### Exercise details
Make an exact copy of all the data, pictures excluded.

Data records for software interfaces:
######
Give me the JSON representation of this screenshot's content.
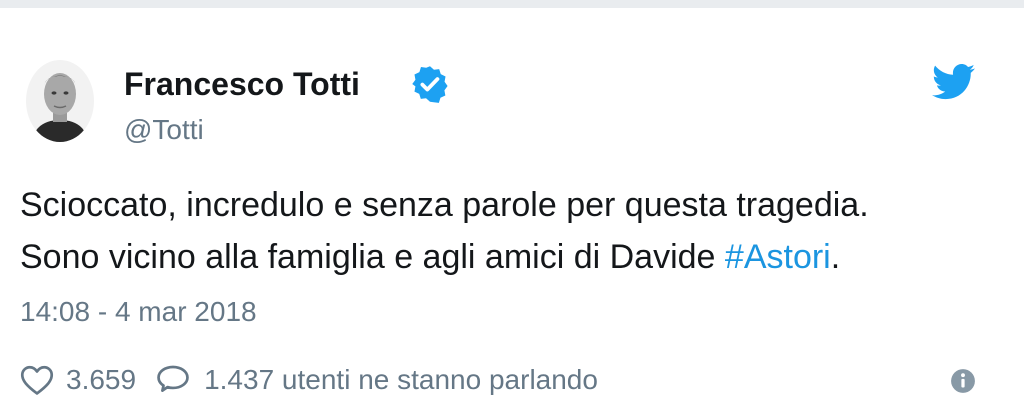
{
  "author": {
    "name": "Francesco Totti",
    "handle": "@Totti",
    "verified": true,
    "avatar_icon": "profile-photo"
  },
  "tweet": {
    "line1": "Scioccato, incredulo e senza parole per questa tragedia.",
    "line2_prefix": "Sono vicino alla famiglia e agli amici di Davide ",
    "hashtag": "#Astori",
    "line2_suffix": ".",
    "timestamp": "14:08 - 4 mar 2018"
  },
  "actions": {
    "like_count": "3.659",
    "reply_text": "1.437 utenti ne stanno parlando"
  },
  "icons": {
    "platform": "twitter-bird-icon",
    "verified": "verified-badge-icon",
    "like": "heart-icon",
    "reply": "speech-bubble-icon",
    "info": "info-icon"
  },
  "colors": {
    "brand": "#1da1f2",
    "link": "#1b95e0",
    "text": "#14171a",
    "muted": "#657786"
  }
}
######
### Reply
Give me the JSON representation of this screenshot's content.
{
  "author": {
    "name": "Francesco Totti",
    "handle": "@Totti",
    "verified": true,
    "avatar_icon": "profile-photo"
  },
  "tweet": {
    "line1": "Scioccato, incredulo e senza parole per questa tragedia.",
    "line2_prefix": "Sono vicino alla famiglia e agli amici di Davide ",
    "hashtag": "#Astori",
    "line2_suffix": ".",
    "timestamp": "14:08 - 4 mar 2018"
  },
  "actions": {
    "like_count": "3.659",
    "reply_text": "1.437 utenti ne stanno parlando"
  },
  "icons": {
    "platform": "twitter-bird-icon",
    "verified": "verified-badge-icon",
    "like": "heart-icon",
    "reply": "speech-bubble-icon",
    "info": "info-icon"
  },
  "colors": {
    "brand": "#1da1f2",
    "link": "#1b95e0",
    "text": "#14171a",
    "muted": "#657786"
  }
}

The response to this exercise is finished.